#### [WHAT IS NEEDED]
Each entry needs to be repeated exactly, with nothing added or removed.

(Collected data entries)
══════════════════════════════

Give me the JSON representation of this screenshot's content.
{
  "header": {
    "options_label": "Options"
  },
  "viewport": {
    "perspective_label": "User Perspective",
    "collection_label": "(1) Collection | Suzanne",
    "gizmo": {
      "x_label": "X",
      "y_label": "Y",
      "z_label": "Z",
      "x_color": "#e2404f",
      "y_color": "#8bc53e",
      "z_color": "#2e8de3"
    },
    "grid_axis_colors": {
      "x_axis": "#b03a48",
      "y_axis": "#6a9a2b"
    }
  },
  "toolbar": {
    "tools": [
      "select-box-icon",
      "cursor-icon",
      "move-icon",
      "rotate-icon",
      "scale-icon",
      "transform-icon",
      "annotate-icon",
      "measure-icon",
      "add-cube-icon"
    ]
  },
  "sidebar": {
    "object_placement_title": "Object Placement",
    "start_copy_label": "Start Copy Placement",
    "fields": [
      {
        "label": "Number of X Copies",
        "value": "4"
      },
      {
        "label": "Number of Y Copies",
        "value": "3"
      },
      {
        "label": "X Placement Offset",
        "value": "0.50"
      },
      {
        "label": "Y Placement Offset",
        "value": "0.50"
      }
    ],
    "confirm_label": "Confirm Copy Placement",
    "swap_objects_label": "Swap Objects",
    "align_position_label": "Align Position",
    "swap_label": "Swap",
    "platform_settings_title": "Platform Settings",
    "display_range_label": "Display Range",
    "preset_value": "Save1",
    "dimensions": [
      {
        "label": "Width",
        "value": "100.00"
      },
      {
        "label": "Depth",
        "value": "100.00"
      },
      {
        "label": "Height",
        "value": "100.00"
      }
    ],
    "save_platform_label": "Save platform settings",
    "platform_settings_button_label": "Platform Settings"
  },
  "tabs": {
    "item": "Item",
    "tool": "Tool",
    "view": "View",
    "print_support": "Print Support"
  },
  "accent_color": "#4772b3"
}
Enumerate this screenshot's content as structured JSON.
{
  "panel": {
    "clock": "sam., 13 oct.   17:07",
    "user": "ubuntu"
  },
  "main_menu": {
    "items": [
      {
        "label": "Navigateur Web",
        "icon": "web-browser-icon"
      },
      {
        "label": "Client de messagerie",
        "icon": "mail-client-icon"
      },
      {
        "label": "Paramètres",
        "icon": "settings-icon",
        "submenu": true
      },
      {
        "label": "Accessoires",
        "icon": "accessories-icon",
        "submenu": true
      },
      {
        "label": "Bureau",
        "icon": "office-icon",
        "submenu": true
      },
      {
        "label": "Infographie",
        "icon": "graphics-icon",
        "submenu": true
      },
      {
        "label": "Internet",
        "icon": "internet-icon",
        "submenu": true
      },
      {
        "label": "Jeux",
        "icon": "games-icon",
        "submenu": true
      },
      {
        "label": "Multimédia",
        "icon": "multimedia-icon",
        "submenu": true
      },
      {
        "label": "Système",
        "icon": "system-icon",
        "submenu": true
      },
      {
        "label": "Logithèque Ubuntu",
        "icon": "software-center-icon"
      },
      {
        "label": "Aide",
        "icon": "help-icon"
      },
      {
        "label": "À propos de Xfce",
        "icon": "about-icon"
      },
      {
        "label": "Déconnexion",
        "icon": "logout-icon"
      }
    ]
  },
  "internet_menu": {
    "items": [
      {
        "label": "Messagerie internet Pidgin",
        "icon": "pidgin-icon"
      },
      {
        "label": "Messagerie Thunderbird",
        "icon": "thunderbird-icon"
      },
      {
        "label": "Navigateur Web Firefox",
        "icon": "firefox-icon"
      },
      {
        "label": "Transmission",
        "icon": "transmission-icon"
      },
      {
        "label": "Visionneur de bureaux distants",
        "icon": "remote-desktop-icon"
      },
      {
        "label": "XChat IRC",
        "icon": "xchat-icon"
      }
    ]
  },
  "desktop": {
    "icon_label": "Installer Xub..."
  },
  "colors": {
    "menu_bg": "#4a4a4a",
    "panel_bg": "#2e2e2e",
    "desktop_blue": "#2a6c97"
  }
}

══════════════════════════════

#### [ANSWER TO THE PROBLEM]
Give me the JSON representation of this screenshot's content.
{
  "header": {
    "options_label": "Options"
  },
  "viewport": {
    "perspective_label": "User Perspective",
    "collection_label": "(1) Collection | Suzanne",
    "gizmo": {
      "x_label": "X",
      "y_label": "Y",
      "z_label": "Z",
      "x_color": "#e2404f",
      "y_color": "#8bc53e",
      "z_color": "#2e8de3"
    },
    "grid_axis_colors": {
      "x_axis": "#b03a48",
      "y_axis": "#6a9a2b"
    }
  },
  "toolbar": {
    "tools": [
      "select-box-icon",
      "cursor-icon",
      "move-icon",
      "rotate-icon",
      "scale-icon",
      "transform-icon",
      "annotate-icon",
      "measure-icon",
      "add-cube-icon"
    ]
  },
  "sidebar": {
    "object_placement_title": "Object Placement",
    "start_copy_label": "Start Copy Placement",
    "fields": [
      {
        "label": "Number of X Copies",
        "value": "4"
      },
      {
        "label": "Number of Y Copies",
        "value": "3"
      },
      {
        "label": "X Placement Offset",
        "value": "0.50"
      },
      {
        "label": "Y Placement Offset",
        "value": "0.50"
      }
    ],
    "confirm_label": "Confirm Copy Placement",
    "swap_objects_label": "Swap Objects",
    "align_position_label": "Align Position",
    "swap_label": "Swap",
    "platform_settings_title": "Platform Settings",
    "display_range_label": "Display Range",
    "preset_value": "Save1",
    "dimensions": [
      {
        "label": "Width",
        "value": "100.00"
      },
      {
        "label": "Depth",
        "value": "100.00"
      },
      {
        "label": "Height",
        "value": "100.00"
      }
    ],
    "save_platform_label": "Save platform settings",
    "platform_settings_button_label": "Platform Settings"
  },
  "tabs": {
    "item": "Item",
    "tool": "Tool",
    "view": "View",
    "print_support": "Print Support"
  },
  "accent_color": "#4772b3"
}
Enumerate this screenshot's content as structured JSON.
{
  "panel": {
    "clock": "sam., 13 oct.   17:07",
    "user": "ubuntu"
  },
  "main_menu": {
    "items": [
      {
        "label": "Navigateur Web",
        "icon": "web-browser-icon"
      },
      {
        "label": "Client de messagerie",
        "icon": "mail-client-icon"
      },
      {
        "label": "Paramètres",
        "icon": "settings-icon",
        "submenu": true
      },
      {
        "label": "Accessoires",
        "icon": "accessories-icon",
        "submenu": true
      },
      {
        "label": "Bureau",
        "icon": "office-icon",
        "submenu": true
      },
      {
        "label": "Infographie",
        "icon": "graphics-icon",
        "submenu": true
      },
      {
        "label": "Internet",
        "icon": "internet-icon",
        "submenu": true
      },
      {
        "label": "Jeux",
        "icon": "games-icon",
        "submenu": true
      },
      {
        "label": "Multimédia",
        "icon": "multimedia-icon",
        "submenu": true
      },
      {
        "label": "Système",
        "icon": "system-icon",
        "submenu": true
      },
      {
        "label": "Logithèque Ubuntu",
        "icon": "software-center-icon"
      },
      {
        "label": "Aide",
        "icon": "help-icon"
      },
      {
        "label": "À propos de Xfce",
        "icon": "about-icon"
      },
      {
        "label": "Déconnexion",
        "icon": "logout-icon"
      }
    ]
  },
  "internet_menu": {
    "items": [
      {
        "label": "Messagerie internet Pidgin",
        "icon": "pidgin-icon"
      },
      {
        "label": "Messagerie Thunderbird",
        "icon": "thunderbird-icon"
      },
      {
        "label": "Navigateur Web Firefox",
        "icon": "firefox-icon"
      },
      {
        "label": "Transmission",
        "icon": "transmission-icon"
      },
      {
        "label": "Visionneur de bureaux distants",
        "icon": "remote-desktop-icon"
      },
      {
        "label": "XChat IRC",
        "icon": "xchat-icon"
      }
    ]
  },
  "desktop": {
    "icon_label": "Installer Xub..."
  },
  "colors": {
    "menu_bg": "#4a4a4a",
    "panel_bg": "#2e2e2e",
    "desktop_blue": "#2a6c97"
  }
}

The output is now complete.